● What you have to do: Find the word "Test" in the listing, and copy out each line where it turns up.

● Material shown:

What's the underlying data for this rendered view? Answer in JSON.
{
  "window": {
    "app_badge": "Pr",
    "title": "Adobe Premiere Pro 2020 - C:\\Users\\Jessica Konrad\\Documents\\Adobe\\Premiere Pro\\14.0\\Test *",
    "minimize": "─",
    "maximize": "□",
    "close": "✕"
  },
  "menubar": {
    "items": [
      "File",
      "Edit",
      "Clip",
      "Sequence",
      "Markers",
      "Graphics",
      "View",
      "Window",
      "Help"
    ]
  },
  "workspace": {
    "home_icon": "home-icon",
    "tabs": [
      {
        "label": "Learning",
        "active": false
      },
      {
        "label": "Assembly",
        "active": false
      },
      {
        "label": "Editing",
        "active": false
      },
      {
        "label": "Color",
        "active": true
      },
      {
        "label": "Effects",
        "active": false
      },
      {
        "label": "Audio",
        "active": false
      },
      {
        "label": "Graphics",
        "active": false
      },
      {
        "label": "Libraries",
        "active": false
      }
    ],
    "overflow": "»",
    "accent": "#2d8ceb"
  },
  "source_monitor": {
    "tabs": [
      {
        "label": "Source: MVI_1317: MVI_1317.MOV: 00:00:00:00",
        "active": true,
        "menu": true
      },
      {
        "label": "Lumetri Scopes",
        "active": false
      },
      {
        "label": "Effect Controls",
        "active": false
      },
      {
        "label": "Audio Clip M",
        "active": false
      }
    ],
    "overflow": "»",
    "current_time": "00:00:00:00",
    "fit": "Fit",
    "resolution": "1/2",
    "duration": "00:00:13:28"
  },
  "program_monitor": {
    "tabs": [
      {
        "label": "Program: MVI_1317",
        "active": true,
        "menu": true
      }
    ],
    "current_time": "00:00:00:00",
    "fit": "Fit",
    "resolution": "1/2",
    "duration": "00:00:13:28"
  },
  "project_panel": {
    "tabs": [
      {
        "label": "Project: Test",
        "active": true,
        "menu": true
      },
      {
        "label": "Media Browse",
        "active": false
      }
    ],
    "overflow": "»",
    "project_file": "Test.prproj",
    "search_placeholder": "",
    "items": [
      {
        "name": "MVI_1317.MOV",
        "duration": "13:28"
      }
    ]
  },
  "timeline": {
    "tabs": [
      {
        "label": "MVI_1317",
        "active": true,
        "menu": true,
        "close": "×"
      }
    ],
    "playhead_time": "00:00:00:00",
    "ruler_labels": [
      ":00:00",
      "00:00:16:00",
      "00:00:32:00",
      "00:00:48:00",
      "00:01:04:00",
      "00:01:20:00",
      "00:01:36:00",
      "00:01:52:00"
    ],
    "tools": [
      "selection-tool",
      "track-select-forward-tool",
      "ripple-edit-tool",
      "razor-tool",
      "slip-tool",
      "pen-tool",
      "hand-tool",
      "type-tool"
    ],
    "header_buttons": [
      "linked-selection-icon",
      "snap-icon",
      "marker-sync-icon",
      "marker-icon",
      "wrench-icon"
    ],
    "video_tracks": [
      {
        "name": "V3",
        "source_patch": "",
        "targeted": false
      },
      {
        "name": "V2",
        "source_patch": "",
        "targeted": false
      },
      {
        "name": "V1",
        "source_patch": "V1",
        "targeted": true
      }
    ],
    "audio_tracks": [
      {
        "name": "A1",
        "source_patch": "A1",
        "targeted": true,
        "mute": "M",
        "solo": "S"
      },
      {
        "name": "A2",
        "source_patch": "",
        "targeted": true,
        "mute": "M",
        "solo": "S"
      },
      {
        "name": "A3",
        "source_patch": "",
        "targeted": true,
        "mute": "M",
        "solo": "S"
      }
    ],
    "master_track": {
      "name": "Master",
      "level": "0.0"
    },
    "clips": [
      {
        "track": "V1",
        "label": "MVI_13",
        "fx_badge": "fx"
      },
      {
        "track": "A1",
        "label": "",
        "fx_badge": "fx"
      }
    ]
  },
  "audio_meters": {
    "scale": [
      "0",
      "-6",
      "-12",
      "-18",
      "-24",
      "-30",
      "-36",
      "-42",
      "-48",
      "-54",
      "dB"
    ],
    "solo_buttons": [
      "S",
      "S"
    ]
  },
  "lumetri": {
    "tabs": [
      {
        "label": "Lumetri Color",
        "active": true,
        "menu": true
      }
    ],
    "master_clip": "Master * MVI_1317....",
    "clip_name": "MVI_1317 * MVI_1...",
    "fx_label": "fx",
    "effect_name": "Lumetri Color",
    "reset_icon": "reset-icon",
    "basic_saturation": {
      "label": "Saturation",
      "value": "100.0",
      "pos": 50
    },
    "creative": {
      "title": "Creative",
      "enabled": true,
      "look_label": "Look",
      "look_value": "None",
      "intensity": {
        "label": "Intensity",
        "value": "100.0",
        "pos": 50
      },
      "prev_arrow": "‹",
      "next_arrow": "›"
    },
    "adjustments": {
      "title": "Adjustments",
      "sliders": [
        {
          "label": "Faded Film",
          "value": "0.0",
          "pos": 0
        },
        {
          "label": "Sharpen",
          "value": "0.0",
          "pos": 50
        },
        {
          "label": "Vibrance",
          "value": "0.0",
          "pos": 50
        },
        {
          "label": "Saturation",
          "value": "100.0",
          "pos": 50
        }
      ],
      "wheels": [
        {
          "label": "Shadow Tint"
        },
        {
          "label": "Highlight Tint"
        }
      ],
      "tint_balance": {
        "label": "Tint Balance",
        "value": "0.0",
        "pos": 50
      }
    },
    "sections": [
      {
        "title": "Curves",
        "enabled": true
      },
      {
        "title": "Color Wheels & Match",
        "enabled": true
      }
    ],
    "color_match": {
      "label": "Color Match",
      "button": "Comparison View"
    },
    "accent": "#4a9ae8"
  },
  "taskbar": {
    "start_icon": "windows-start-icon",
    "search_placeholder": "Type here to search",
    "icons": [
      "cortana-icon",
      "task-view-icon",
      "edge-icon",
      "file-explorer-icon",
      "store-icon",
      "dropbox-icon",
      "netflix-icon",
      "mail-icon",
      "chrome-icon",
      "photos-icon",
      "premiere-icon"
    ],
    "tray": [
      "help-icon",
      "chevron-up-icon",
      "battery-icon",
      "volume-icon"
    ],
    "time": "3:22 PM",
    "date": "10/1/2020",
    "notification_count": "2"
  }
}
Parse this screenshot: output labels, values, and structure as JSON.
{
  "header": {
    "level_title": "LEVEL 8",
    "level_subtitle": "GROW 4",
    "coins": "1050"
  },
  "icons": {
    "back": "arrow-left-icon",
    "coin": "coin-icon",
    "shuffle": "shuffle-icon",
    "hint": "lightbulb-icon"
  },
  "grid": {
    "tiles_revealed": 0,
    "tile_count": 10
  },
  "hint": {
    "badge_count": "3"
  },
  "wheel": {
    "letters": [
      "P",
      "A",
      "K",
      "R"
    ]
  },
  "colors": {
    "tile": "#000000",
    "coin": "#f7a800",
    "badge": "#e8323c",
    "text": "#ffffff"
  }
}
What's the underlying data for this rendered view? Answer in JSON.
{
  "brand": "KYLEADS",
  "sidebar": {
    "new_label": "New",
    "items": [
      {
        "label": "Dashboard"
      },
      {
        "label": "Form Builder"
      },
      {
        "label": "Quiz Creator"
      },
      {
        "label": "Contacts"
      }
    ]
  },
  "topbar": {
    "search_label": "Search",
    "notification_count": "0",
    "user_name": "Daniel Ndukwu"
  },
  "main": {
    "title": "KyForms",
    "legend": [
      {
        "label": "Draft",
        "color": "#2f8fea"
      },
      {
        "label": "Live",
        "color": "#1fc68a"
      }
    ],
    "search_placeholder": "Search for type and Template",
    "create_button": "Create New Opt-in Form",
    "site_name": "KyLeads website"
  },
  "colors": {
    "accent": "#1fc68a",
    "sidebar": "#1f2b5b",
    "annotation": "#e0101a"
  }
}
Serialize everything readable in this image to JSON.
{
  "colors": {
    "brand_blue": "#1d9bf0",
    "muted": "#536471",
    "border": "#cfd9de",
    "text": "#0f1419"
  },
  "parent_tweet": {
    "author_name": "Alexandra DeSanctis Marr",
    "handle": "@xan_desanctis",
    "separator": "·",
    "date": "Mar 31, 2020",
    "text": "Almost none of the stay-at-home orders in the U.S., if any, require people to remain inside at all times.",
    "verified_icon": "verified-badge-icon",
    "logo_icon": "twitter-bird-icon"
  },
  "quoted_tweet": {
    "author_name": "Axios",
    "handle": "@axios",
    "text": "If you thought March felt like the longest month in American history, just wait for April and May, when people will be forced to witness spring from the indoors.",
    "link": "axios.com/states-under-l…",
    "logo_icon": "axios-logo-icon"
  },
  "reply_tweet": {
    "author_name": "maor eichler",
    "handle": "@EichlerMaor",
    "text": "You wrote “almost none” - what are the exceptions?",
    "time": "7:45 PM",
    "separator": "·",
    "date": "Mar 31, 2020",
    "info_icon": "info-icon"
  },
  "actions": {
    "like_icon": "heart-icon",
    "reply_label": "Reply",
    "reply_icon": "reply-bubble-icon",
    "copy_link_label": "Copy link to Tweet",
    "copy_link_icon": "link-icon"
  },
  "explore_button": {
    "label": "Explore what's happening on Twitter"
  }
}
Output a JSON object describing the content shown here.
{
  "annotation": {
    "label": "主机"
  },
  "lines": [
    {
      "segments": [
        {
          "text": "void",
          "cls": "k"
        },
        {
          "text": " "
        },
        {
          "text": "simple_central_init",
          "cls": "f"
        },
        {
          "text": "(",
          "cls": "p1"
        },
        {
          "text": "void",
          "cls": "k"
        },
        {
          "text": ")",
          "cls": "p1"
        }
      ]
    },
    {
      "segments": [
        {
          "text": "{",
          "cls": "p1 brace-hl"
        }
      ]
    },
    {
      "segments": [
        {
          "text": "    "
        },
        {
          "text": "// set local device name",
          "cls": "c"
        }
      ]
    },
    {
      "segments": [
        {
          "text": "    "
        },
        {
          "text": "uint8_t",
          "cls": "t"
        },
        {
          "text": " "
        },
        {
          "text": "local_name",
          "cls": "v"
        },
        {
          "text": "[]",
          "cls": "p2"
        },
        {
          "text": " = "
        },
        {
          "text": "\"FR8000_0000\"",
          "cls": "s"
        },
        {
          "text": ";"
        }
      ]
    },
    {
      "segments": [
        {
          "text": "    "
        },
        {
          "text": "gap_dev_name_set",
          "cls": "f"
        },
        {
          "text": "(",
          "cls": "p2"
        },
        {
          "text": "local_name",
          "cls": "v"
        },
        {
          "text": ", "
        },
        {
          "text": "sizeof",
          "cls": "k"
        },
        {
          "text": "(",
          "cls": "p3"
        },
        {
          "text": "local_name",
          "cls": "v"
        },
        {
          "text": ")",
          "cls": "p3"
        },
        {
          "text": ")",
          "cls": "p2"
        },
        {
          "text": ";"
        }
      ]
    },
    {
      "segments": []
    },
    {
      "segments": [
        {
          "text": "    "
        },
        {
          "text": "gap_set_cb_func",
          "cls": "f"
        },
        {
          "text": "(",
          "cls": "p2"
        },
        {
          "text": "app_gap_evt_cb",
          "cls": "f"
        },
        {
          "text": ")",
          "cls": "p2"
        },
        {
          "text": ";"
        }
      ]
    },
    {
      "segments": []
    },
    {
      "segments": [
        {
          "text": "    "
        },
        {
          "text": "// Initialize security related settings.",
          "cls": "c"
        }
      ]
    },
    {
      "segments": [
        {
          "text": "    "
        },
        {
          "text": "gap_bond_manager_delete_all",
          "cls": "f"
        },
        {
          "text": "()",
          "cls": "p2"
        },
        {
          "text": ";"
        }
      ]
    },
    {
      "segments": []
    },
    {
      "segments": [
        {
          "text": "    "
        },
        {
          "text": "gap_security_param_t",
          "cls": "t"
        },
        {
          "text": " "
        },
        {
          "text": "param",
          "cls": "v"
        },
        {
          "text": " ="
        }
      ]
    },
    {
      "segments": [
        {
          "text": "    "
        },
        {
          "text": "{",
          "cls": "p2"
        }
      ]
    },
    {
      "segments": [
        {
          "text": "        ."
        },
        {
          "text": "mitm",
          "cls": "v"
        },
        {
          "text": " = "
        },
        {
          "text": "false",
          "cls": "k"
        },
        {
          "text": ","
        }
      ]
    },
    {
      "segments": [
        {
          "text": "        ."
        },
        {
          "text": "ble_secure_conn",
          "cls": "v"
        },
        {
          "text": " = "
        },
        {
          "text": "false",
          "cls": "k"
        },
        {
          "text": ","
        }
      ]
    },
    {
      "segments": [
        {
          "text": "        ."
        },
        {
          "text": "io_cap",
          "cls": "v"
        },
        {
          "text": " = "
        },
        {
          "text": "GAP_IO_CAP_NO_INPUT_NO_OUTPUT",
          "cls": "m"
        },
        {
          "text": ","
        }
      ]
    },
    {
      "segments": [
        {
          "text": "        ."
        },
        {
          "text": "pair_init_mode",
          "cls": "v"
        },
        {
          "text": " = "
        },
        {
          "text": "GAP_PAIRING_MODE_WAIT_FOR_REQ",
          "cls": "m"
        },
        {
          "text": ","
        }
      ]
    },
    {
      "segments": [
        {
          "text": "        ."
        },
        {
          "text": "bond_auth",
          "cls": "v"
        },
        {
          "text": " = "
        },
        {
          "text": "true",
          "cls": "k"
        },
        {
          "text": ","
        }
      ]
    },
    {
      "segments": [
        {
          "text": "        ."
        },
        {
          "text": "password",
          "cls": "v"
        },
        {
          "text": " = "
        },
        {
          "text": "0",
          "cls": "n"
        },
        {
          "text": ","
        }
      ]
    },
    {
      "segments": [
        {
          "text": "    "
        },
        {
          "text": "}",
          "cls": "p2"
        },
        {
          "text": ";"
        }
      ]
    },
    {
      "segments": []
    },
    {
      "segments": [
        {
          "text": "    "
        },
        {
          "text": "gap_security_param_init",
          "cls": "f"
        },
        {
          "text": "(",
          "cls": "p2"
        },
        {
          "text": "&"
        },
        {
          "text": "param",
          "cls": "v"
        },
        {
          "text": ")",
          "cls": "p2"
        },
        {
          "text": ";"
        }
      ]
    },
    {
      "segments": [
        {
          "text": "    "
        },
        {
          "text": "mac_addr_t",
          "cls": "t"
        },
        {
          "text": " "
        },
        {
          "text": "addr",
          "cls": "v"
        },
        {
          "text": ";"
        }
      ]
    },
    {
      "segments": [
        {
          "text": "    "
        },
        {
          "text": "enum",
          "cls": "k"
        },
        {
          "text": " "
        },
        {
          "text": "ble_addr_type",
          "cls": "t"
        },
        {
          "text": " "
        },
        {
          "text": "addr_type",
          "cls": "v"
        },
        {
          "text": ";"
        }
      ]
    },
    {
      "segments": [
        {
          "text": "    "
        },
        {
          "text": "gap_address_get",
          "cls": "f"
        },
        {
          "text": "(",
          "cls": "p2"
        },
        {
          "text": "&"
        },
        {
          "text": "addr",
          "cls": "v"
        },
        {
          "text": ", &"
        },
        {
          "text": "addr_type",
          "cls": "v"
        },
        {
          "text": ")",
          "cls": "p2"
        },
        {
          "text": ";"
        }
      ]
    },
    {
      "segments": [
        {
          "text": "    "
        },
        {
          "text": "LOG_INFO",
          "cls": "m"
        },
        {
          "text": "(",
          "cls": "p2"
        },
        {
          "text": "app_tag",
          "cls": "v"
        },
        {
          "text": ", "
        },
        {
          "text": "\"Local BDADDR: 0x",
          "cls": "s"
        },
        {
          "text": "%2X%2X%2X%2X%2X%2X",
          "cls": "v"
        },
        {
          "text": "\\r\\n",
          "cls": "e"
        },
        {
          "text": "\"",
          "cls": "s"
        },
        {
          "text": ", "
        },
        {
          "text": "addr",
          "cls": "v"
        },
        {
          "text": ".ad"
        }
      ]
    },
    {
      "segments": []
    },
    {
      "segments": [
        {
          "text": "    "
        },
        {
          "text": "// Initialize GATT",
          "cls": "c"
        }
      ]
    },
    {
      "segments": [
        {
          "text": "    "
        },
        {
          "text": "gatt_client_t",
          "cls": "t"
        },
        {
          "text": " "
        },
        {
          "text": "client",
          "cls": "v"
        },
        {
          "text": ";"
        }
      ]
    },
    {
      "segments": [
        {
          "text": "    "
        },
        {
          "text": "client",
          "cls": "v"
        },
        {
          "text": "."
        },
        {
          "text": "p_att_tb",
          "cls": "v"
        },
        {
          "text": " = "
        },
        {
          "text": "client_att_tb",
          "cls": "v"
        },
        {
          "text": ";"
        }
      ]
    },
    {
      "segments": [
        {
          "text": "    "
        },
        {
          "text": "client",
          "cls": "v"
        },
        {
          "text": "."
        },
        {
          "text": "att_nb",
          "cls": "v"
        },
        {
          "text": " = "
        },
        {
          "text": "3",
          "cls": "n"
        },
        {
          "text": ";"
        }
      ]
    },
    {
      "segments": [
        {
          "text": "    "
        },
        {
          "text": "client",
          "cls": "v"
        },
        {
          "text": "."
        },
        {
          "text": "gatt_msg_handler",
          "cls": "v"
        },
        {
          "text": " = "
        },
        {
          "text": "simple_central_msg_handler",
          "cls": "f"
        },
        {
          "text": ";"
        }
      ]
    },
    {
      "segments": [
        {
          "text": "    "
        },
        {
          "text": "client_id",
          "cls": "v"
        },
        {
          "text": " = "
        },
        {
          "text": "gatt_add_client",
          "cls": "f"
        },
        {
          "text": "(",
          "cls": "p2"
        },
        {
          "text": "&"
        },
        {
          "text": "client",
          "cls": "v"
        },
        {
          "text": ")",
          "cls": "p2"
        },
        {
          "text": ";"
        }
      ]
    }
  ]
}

● Output below:
    "title": "Adobe Premiere Pro 2020 - C:\\Users\\Jessica Konrad\\Documents\\Adobe\\Premiere Pro\\14.0\\Test *",
        "label": "Project: Test",
    "project_file": "Test.prproj",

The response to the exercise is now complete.